Prime Minister Juha Sipilä (Centre) has offered a new set of proposals to unions, to try and de-escalate an ongoing dispute that has seen tens of thousands of workers in different sectors stage industrial action.
This evening, after hours of meetings at the Prime Minister’s residence with union leaders, the PM, Finance Minister Petteri Orpo (NCP) and Minister of Labour Jari Lindström (Blue) put forward plans which amount to a major climb-down on the part of the government.
They’re now waiting for a response on Friday from unions.
The new propositions include a concession that takes into account the size and circumstances of each business when looking at redundancy plans.

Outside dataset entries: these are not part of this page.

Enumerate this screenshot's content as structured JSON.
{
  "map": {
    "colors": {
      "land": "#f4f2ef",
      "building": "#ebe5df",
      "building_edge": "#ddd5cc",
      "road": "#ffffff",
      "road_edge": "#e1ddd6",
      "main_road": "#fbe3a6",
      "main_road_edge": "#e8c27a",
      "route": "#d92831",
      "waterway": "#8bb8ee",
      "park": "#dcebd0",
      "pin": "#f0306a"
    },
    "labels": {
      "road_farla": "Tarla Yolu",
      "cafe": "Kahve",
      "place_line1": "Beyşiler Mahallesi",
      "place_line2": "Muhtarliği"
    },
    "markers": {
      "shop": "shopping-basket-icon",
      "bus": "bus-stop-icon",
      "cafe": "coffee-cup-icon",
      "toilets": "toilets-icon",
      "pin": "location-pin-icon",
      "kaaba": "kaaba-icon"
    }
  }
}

Previously, the government had insisted they would make it easier for companies of up to 20 people to cut staff. The rationale was this would help smaller businesses be more flexible in their hiring practices. But unions said it cut job security from under the feet of employees.
Later, the government backtracked and said the new rules would only apply to companies with ten or fewer people.
The latest proposals do not make any mention of the specific size of the business, which will surely be seen as a win for the unions.
There’s also an offer on the table to reduce from 90 days to 60 days the time when an employer can fire an employee, when the reason is attributed to the worker. This applies to companies of all sizes.
“The last few days I’ve been working around the clock and met with dozens of representatives of social partners. I have listened to these meeting with an accurate ear to the messages that the trade union movement has sent about this matter” writes Sipilä in a blog post.
Unions disrupt with strike action
At the heart of the ongoing disputes over the Prime Minister’s new firing rules, is the way the government, employers and unions work together.
Traditionally in Finland, these three parties have negotiated together and come up with a workable consensus on any labour market reforms.
But after negotiating a ‘competitiveness pact’ at the beginning of his time in office, Prime Minister Sipilä has forged ahead with his own path of creating new proposals and pushing through legislation without the agreement of the unions, like the so-called ‘active model‘, that opponents say punishes people for being unemployed.
Angry at Sipilä’s plans to make it easier for smaller companies to fire people, various unions have staged strikes to try and force him to back down. These new proposals at least make it seem like the unions have the upper hand at the moment.